Enbridge Inc (NYSE:ENB) is a Canadian oil and gas midstream giant that sports an impressive 4.6% yield -- well more than twice what the broader market is offering investors today. It has big plans, too, calling for compound annualized dividend growth of as much as 12% over the next few years. But there's a fly in the ointment that you'll want to know about before you step in here, which is why the experts are watching how the company's leverage and dividend growth play against each other.  

In this industry, dividend cuts can happen

Enbridge largely owns midstream oil and gas assets, though it has some electricity investments, as well. Generally speaking, pipeline owners have reliable income streams driven by the industry's toll-taker business model. But things don't always work out as planned. Take, for example, midstream giant Kinder Morgan's (NYSE:KMI) 75% dividend cut in 2016.    

A man in front of oil and natural gas midstream infrastructure

Image source: Getty Images.

In the months leading up to the cut, Kinder was talking about a 2016 dividend increase and highlighting its commitment to returning value to shareholders via regular dividend hikes. However, heightened leverage left the company in a quandary: how to fund growth spending and support the dividend at the same time. The dividend got sacrificed to support spending. It was probably the right long-term move, but it certainly wasn't a positive outcome for dividend investors.    

A problem at Enbridge?

Enbridge's big plans include distribution growth of as much as 12% a year through 2024. Backing that up is roughly CA$31 billion ($25 billion) in growth projects. It's also counting on synergies from the recently completed Spectra Energy acquisition to help, as well. That's the good news. The bad news is that Enbridge has also made some other notable moves.    

One was to take Midcoast Energy Partners private, including buying out affiliated Enbridge Energy Partners, L.P.'s (NYSE:EEP) stake in Midcoast. Midcoast had been struggling, with Enbridge Energy Partners providing it with cash so it could cover its distribution. Enbridge basically just took sole responsibility for a struggling midstream business. That's good news for Enbridge Energy Partners, but less so for parent Enbridge, which now has to get that business back on track.    

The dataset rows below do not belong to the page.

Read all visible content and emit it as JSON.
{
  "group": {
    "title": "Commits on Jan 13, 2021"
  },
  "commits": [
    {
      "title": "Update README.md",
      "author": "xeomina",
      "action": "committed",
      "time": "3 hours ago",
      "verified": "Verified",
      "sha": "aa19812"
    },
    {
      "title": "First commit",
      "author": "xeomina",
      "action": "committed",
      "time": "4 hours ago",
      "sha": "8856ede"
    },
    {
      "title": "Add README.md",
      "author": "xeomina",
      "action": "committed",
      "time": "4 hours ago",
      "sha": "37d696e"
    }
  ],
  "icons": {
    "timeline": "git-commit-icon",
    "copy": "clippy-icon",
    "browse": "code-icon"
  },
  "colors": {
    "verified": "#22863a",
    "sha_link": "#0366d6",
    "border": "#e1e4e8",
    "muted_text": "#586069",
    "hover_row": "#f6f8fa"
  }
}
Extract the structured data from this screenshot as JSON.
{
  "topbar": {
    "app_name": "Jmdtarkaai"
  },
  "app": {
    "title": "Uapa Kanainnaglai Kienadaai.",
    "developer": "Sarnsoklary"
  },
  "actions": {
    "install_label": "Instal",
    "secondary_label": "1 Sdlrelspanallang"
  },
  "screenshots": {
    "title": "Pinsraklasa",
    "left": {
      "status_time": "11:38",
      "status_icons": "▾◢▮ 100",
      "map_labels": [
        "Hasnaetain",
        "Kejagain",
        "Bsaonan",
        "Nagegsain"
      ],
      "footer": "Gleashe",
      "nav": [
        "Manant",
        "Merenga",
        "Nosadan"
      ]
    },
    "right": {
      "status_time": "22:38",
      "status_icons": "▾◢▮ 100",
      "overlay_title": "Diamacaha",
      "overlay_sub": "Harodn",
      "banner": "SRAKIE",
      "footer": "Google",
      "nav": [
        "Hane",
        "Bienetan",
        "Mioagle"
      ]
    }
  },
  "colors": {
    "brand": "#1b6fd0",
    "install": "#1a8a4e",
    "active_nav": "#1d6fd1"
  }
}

Along with this move, and more worrying for the dividend, Enbridge also undertook a review of Enbridge Energy Partners' business. When all was said and done, the final decision was to cut Enbridge Energy Partners' distribution by 40%. That will help to shore up Enbridge Energy Partners' finances, since it won't have to distribute as much to investors. But it also means that parent Enbridge will have less cash coming in from the partnership via the now lowered distribution.    

ENB Financial Debt to EBITDA (TTM) Chart

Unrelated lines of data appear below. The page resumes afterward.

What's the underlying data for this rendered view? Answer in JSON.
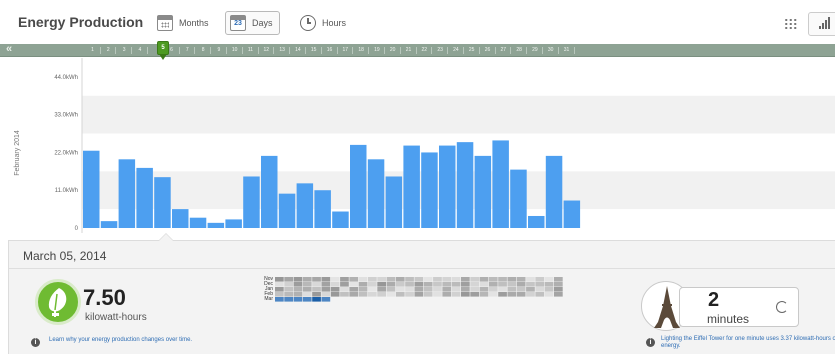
{
  "header": {
    "title": "Energy Production",
    "tabs": [
      {
        "label": "Months",
        "icon": "calendar-icon",
        "active": false
      },
      {
        "label": "Days",
        "icon": "calendar-day-icon",
        "active": true,
        "badge": "23"
      },
      {
        "label": "Hours",
        "icon": "clock-icon",
        "active": false
      }
    ],
    "view_icons": [
      "grid-view-icon",
      "bar-chart-view-icon"
    ]
  },
  "timeline": {
    "prev_label": "«",
    "days": [
      "1",
      "2",
      "3",
      "4",
      "5",
      "6",
      "7",
      "8",
      "9",
      "10",
      "11",
      "12",
      "13",
      "14",
      "15",
      "16",
      "17",
      "18",
      "19",
      "20",
      "21",
      "22",
      "23",
      "24",
      "25",
      "26",
      "27",
      "28",
      "29",
      "30",
      "31"
    ],
    "selected_day": "5",
    "selected_color": "#4d9a21"
  },
  "chart_data": {
    "type": "bar",
    "ylabel": "February 2014",
    "yticks": [
      "0",
      "11.0kWh",
      "22.0kWh",
      "33.0kWh",
      "44.0kWh"
    ],
    "ylim": [
      0,
      49.5
    ],
    "categories": [
      "1",
      "2",
      "3",
      "4",
      "5",
      "6",
      "7",
      "8",
      "9",
      "10",
      "11",
      "12",
      "13",
      "14",
      "15",
      "16",
      "17",
      "18",
      "19",
      "20",
      "21",
      "22",
      "23",
      "24",
      "25",
      "26",
      "27",
      "28"
    ],
    "values": [
      22.5,
      2,
      20,
      17.5,
      14.8,
      5.5,
      3,
      1.5,
      2.5,
      15,
      21,
      10,
      13,
      11,
      4.8,
      24.2,
      20,
      15,
      24,
      22,
      24,
      25,
      21,
      25.5,
      17,
      3.5,
      21,
      8
    ],
    "selected_index": 4,
    "bar_color": "#4d9ff0",
    "grid": true
  },
  "detail": {
    "date": "March 05, 2014",
    "value": "7.50",
    "unit": "kilowatt-hours",
    "learn_text": "Learn why your energy production changes over time.",
    "heatmap_rows": [
      "Nov",
      "Dec",
      "Jan",
      "Feb",
      "Mar"
    ],
    "minutes_value": "2",
    "minutes_unit": "minutes",
    "eiffel_text": "Lighting the Eiffel Tower for one minute uses 3.37 kilowatt-hours of energy."
  }
}
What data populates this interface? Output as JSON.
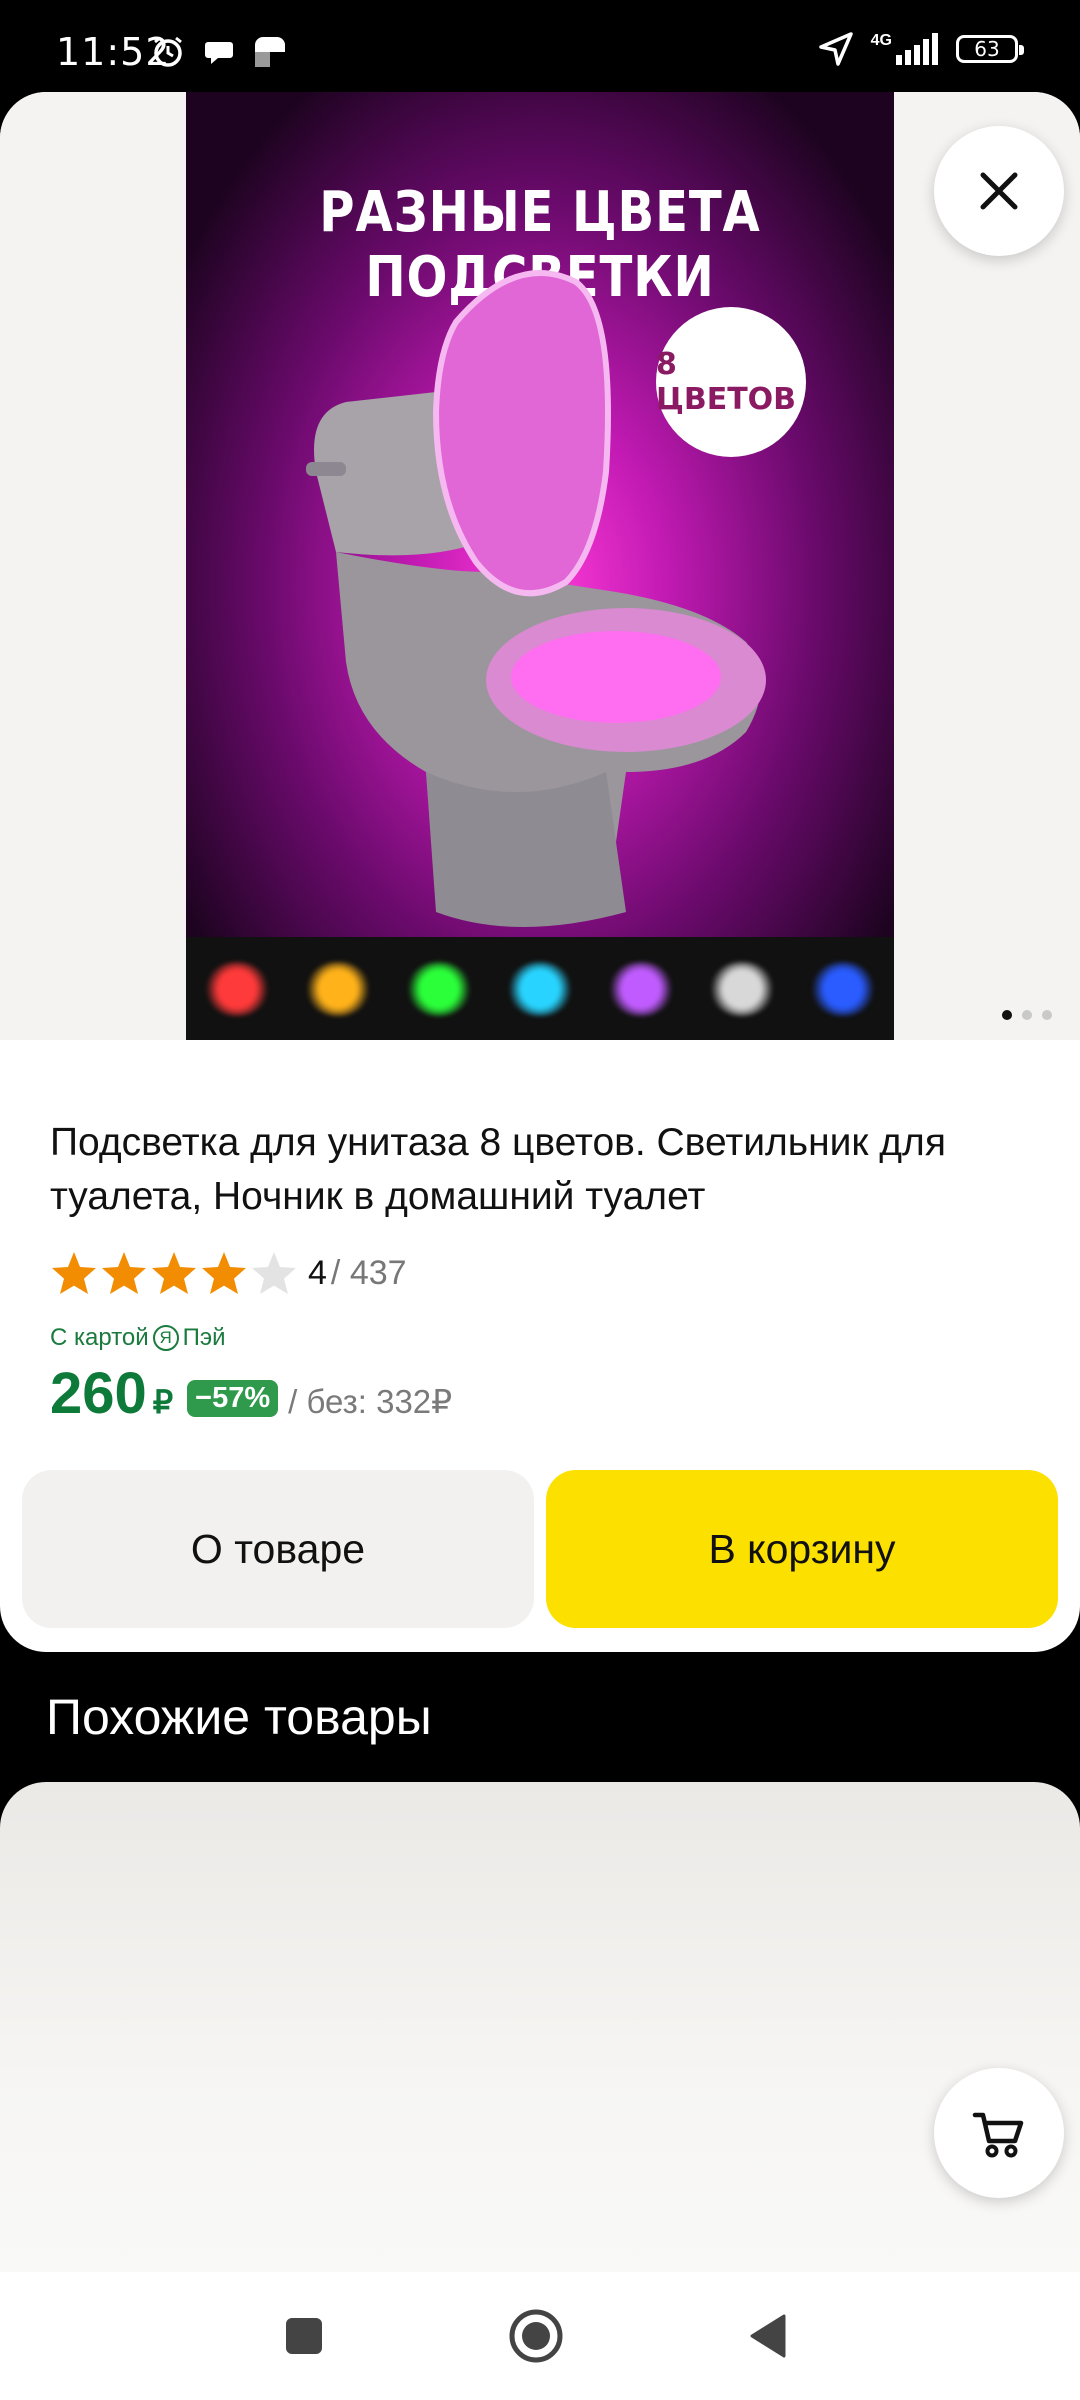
{
  "status_bar": {
    "time": "11:52",
    "network": "4G",
    "battery": "63"
  },
  "gallery": {
    "promo_text": "РАЗНЫЕ ЦВЕТА ПОДСВЕТКИ",
    "badge_text": "8 ЦВЕТОВ",
    "swatch_colors": [
      "#ff3a3a",
      "#ffb21a",
      "#2bff3a",
      "#28d4ff",
      "#c05cff",
      "#d8d8d8",
      "#2a5cff"
    ],
    "page_count": 3,
    "active_page": 1
  },
  "product": {
    "title": "Подсветка для унитаза 8 цветов. Светильник для туалета, Ночник в домашний туалет",
    "rating": "4",
    "rating_count": "/ 437",
    "rating_stars_filled": 4,
    "card_label_prefix": "С картой",
    "card_label_brand": "Я",
    "card_label_suffix": "Пэй",
    "price": "260",
    "currency": "₽",
    "discount": "−57%",
    "old_price": "/ без: 332₽"
  },
  "actions": {
    "about_label": "О товаре",
    "cart_label": "В корзину"
  },
  "similar": {
    "title": "Похожие товары"
  },
  "colors": {
    "price_green": "#0d7a3a",
    "discount_green": "#2f9a4b",
    "cart_yellow": "#fbe000",
    "star_orange": "#f28c00"
  },
  "icons": {
    "close": "close-icon",
    "cart": "cart-icon",
    "nav_recents": "square-icon",
    "nav_home": "circle-icon",
    "nav_back": "triangle-back-icon"
  }
}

ENB Financial Debt to EBITDA (TTM) data by YCharts.

With that as a background, take a look at the chart above: Enbridge's debt to EBITDA ratio has been tracking eerily close to that of Kinder Morgan. That leverage ratio is well above the levels of Magellan Midstream Partners, one of the more conservative names in the midstream space. Enbridge's Leverage is an issue you need to watch closely, but it's particularly concerning when you consider the company's spending plans and the 40% distribution cut at Enbridge Energy Partners.

Watch leverage and dividend growth

There's no indication that Enbridge won't be able to support its capital plans and dividend growth at this point. But there was no particular indication of the risk of a dividend cut at Kinder, either -- other than elevated levels of leverage. This is why you want to keep an eye on the interplay between Enbridge's leverage and its dividend plans.

Enbridge is effectively trying to balance high leverage and high dividend growth. If something goes wrong with its investment plans (higher than expected project costs or a capital project falling through, for example), it may not have the flexibility to adjust. And, if push comes to shove, I would expect Enbridge to follow Kinder Morgan's path of choosing to fund its growth projects over supporting the dividend. It's the right long-term move, but it would leave dividend investors hurting.

Reuben Gregg Brewer has no position in any of the stocks mentioned. The Motley Fool owns shares of and recommends Enbridge and Kinder Morgan. The Motley Fool recommends Magellan Midstream Partners. The Motley Fool has a disclosure policy.